FRIEDRICH SCHILLER (1759-1805)
In “Letters on the Aesthetic Education of Man” (1794/5), Schiller examines the relationship between natural necessity and practical freedom and addresses two problems raised by Kant: How can a creature governed by natural necessity and desire ever become aware of its own freedom and thus capable of autonomous moral action? And how can these two sides of human nature—the natural, sensuous side and the rational, super-sensuous one—be reconciled? In contradistinction both to those who subordinate principles to feelings (“savages”) and to those who insist that one should strive to subordinate feelings to principles (“barbarians”), Schiller posited an intermediary realm between the sphere of nature and that of freedom, as well as a third basic human drive capable of mediating between sensuous and rational impulses. This third impulse is dubbed the “play impulse,” and the intermediary sphere to which it pertains is that of art and beauty. By cultivating the play impulse (i.e., via “aesthetic education”) one is not only freed from bondage to sensuality and granted a first glimpse of one’s practical freedom, but one also becomes capable of reconciling the rational and sensuous sides of one’s own nature.
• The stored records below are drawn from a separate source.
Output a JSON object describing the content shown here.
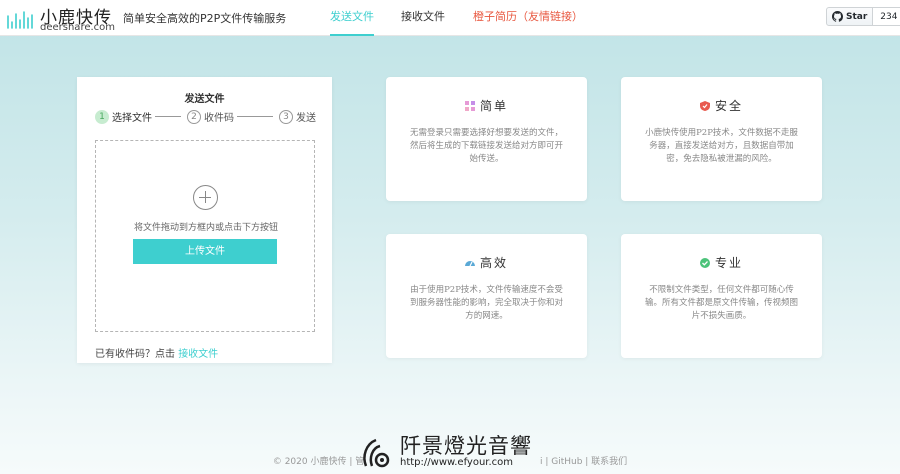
{
  "header": {
    "logo_name": "小鹿快传",
    "logo_domain": "deershare.com",
    "slogan": "简单安全高效的P2P文件传输服务",
    "nav": {
      "send": "发送文件",
      "receive": "接收文件",
      "resume": "橙子简历（友情链接）"
    },
    "github": {
      "star_label": "Star",
      "count": "234"
    }
  },
  "send_panel": {
    "title": "发送文件",
    "steps": [
      {
        "num": "1",
        "label": "选择文件"
      },
      {
        "num": "2",
        "label": "收件码"
      },
      {
        "num": "3",
        "label": "发送"
      }
    ],
    "drop_hint": "将文件拖动到方框内或点击下方按钮",
    "upload_button": "上传文件",
    "recv_prompt": "已有收件码？点击",
    "recv_link": "接收文件"
  },
  "features": [
    {
      "icon": "grid-icon",
      "title": "简单",
      "desc": "无需登录只需要选择好想要发送的文件，然后将生成的下载链接发送给对方即可开始传送。"
    },
    {
      "icon": "shield-icon",
      "title": "安全",
      "desc": "小鹿快传使用P2P技术，文件数据不走服务器，直接发送给对方，且数据自带加密，免去隐私被泄漏的风险。"
    },
    {
      "icon": "speed-icon",
      "title": "高效",
      "desc": "由于使用P2P技术，文件传输速度不会受到服务器性能的影响，完全取决于你和对方的网速。"
    },
    {
      "icon": "check-icon",
      "title": "专业",
      "desc": "不限制文件类型，任何文件都可随心传输。所有文件都是原文件传输，传视频图片不损失画质。"
    }
  ],
  "footer": {
    "text": "© 2020 小鹿快传 | 管",
    "text_tail": "i | GitHub | 联系我们"
  },
  "watermark": {
    "title": "阡景燈光音響",
    "url": "http://www.efyour.com"
  },
  "colors": {
    "accent": "#3ecfcf",
    "resume_link": "#e8573f",
    "step_active": "#c7ecd0"
  }
}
This idea of a condition in which opposites are simultaneously cancelled and preserved, as well as the specific project of reconciling freedom and necessity, profoundly influenced subsequent thinker such as Schelling and Hegel and contributed to the development of German idealism.
Robert Audi, THE CAMBRIGE DICTIONARY OF PHILOSOPHY